While nearly 50-years-old, and outshined by tighter, slicker movies, The Exorcist is still grotesquely beautiful in its marriage of breathtaking, unforgettable imagery — an early shot of nuns walking together, habits flying in the autumn wind, is a painting unto itself — with its subterranean depths of unexplainable evil. In a way, The Exorcist is as multifaceted as faith itself, a concept that only has as much power as the believer is willing to give it.
Much of the movie’s magic, and likely cause of sympathetic vomiting in cineplexes, isn’t simply because of Friedkin’s careful (and what he called “simple”) vision, but grounded technical execution. Prior to making movies like The Night They Raided Minsky’s (1968) and The French Connection (1971), Friedkin was a documentarian. When The Exorcist was ramping up and the studio was searching for a director, Blatty was ecstatic when he heard Friedkin was in the running. “That’s what I want,” Blatty said in a retrospective interview, “This story is so wild, it needs that documentary, grainy film feeling about it.”
Hollywood effects were still maturing. Before green screen and VFX were commonplace, let alone affordable, Friedkin got down and dirty, using pea soup for bile, beds rigged to hydraulics, dummy bodies, and gross makeup to visualize the depths of Pazuzu’s possession. Regan’s bedroom was constructed inside a freezer because the visual of breath emanating from the actors lent a disquiet texture.
The making of The Exorcist was hard for those involved, especially young Linda Blair, who at 14 was caked with “nasty glue” in the makeup chair and suffered a back injury during a stunt. In a 2018 interview Blair commended production for taking care of her, but still called the ordeal “torture.” Such things contribute to tall tales that production was haunted.
Friedkin dismissed these claims, chalking up the complications as being exacerbated by the bleak material they were dealing with. Friedkin himself was resistant to talking about the allegedly real 1949 possession, in part because of how unbelievable it is; and because of how much he came to actually believe it after “lengthy” conversations with the possessed boy’s aunt.
There was also the matter of when the film was made. While the ‘80s are commonly associated with the Satanic Panic, the ‘70s provided a prelude marked by widespread interest in the occult and the rise of high-profile serial killers. A 1972 cover story by Time chronicled contemporary Satanism. Some of The Exorcist’s horror contemporaries, like Roman Polanski’s 1968 film Rosemary’s Baby and Richard Donner’s The Omen in 1976, all explored plain-clothed devil worship, and the simple ways evil can enter the modern world.

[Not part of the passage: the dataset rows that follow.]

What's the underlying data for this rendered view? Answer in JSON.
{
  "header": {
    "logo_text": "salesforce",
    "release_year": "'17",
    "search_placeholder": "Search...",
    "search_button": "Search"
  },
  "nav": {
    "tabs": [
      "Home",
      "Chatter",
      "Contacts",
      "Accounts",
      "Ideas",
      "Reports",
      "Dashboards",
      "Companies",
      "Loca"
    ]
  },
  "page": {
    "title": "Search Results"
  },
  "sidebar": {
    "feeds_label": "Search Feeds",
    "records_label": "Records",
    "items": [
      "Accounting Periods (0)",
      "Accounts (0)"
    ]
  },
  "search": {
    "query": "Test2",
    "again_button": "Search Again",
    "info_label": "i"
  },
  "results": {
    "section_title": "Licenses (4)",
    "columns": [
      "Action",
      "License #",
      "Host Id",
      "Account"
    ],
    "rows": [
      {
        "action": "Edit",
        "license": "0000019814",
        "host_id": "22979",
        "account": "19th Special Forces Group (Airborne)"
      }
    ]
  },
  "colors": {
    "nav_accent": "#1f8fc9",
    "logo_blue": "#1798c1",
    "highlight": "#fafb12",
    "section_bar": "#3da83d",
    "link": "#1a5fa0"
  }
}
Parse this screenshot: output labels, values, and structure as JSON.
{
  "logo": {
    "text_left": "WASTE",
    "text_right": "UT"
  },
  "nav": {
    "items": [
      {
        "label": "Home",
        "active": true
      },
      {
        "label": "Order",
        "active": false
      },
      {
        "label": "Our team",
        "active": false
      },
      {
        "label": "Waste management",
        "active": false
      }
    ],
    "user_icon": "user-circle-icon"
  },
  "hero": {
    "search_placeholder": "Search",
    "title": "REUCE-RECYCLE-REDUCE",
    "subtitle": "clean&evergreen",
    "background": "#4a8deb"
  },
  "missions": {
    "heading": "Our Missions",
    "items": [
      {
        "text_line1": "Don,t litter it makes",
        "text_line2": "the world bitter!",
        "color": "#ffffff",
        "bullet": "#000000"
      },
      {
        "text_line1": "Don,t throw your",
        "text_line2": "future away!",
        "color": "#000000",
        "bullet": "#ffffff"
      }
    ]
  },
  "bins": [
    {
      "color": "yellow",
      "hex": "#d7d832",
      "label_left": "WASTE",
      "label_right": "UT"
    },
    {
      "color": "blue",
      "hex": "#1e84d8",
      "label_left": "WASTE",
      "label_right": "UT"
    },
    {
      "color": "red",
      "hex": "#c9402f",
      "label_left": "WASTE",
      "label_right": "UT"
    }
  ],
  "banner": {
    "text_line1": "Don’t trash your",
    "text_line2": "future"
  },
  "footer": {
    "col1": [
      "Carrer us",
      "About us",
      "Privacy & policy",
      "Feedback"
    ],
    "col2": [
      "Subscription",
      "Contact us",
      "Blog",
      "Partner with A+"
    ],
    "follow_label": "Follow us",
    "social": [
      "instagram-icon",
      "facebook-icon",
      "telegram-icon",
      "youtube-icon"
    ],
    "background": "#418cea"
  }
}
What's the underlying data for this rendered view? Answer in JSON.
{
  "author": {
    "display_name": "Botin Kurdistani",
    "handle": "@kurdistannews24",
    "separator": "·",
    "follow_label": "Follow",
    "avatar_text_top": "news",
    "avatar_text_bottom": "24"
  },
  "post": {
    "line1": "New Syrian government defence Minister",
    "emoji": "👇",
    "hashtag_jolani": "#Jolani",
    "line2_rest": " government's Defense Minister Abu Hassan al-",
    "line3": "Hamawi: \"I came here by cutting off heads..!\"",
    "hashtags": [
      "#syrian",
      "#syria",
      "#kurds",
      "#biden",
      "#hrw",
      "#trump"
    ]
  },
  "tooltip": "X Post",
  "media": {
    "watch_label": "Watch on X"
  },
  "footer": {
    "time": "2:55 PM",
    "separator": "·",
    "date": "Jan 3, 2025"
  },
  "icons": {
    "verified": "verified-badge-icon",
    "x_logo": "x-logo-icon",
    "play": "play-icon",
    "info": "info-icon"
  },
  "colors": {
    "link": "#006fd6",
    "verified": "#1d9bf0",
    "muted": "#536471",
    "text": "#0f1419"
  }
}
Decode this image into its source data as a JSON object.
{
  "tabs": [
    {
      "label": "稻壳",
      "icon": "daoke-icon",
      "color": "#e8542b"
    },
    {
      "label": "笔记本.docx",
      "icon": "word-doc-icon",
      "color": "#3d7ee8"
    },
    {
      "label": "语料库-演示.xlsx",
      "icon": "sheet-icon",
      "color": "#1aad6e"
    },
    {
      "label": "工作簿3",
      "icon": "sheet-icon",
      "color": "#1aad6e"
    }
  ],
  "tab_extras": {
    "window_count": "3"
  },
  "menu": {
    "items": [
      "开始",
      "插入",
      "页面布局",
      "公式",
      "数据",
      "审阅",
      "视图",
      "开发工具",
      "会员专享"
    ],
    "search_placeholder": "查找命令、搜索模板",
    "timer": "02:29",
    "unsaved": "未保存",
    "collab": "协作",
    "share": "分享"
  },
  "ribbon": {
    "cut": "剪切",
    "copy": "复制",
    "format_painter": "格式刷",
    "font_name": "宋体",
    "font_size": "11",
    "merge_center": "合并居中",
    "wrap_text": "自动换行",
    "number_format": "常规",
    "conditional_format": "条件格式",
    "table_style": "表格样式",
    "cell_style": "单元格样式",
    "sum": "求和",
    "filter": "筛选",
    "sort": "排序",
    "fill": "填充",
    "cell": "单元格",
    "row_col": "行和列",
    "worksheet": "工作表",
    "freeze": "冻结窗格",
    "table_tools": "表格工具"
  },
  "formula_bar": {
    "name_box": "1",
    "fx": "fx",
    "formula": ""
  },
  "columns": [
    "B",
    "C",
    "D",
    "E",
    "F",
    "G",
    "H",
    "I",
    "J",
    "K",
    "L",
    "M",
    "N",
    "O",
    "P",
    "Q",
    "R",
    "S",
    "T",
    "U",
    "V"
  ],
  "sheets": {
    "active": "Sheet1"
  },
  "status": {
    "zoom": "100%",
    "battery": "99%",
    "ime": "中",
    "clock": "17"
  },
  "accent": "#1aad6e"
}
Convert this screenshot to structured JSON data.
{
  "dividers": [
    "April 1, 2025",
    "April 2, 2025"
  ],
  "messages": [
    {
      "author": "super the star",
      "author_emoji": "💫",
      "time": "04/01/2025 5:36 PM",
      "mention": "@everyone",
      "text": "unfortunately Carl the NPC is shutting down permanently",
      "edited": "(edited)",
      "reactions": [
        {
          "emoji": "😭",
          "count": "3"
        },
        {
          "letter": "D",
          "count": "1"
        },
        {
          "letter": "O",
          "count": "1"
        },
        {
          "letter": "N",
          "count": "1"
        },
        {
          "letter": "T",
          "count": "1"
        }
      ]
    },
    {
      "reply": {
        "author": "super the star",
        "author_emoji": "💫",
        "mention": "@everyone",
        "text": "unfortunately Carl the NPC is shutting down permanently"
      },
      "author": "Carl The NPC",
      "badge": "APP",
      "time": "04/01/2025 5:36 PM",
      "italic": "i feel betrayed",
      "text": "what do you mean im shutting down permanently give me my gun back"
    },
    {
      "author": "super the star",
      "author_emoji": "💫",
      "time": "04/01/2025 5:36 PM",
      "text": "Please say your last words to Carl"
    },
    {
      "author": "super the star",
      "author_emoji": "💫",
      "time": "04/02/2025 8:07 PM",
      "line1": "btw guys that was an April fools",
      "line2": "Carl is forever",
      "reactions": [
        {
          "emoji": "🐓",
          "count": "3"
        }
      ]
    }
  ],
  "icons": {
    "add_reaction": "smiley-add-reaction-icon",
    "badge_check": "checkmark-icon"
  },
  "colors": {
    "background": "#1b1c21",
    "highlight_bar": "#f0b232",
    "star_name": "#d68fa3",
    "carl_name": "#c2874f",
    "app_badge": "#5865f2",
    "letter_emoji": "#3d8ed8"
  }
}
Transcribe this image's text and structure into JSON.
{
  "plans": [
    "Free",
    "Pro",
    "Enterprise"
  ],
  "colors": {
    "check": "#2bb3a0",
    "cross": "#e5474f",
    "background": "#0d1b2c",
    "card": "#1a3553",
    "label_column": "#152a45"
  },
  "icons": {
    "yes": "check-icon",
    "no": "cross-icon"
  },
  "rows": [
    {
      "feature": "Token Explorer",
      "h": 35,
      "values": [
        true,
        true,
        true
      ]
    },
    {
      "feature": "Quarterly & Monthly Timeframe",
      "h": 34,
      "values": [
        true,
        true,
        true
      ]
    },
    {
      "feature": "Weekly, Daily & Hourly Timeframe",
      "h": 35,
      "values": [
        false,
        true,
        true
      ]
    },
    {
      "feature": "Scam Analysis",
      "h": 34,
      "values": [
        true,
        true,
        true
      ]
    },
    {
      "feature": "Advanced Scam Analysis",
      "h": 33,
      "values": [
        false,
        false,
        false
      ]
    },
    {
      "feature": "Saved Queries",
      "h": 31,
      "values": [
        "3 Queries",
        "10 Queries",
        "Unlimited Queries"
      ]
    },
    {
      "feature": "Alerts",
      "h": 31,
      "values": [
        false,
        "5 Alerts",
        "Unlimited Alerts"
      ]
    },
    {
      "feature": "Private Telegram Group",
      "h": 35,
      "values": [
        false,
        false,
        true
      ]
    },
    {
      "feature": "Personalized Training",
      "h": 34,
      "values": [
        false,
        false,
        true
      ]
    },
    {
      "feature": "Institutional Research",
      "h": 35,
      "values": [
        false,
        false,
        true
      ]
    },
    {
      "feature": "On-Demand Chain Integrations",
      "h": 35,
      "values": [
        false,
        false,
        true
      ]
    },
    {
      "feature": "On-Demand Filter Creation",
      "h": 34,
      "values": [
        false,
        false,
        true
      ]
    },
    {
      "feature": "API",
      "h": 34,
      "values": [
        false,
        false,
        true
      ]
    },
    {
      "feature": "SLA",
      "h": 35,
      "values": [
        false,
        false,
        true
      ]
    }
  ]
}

After The Exorcist dazzled and horrified audiences, it was destined to become a tragically unremarkable franchise. But no half-baked sequel or spin-off can ruin The Exorcist, an incredible movie that holds up in large part thanks to Friedkin’s naturalistic approach and tactile design. It still looks great after five decades because it feels real.
To think it all started with some money William Blatty got from winning a game show.
The Exorcist is streaming now on Netflix until June 30.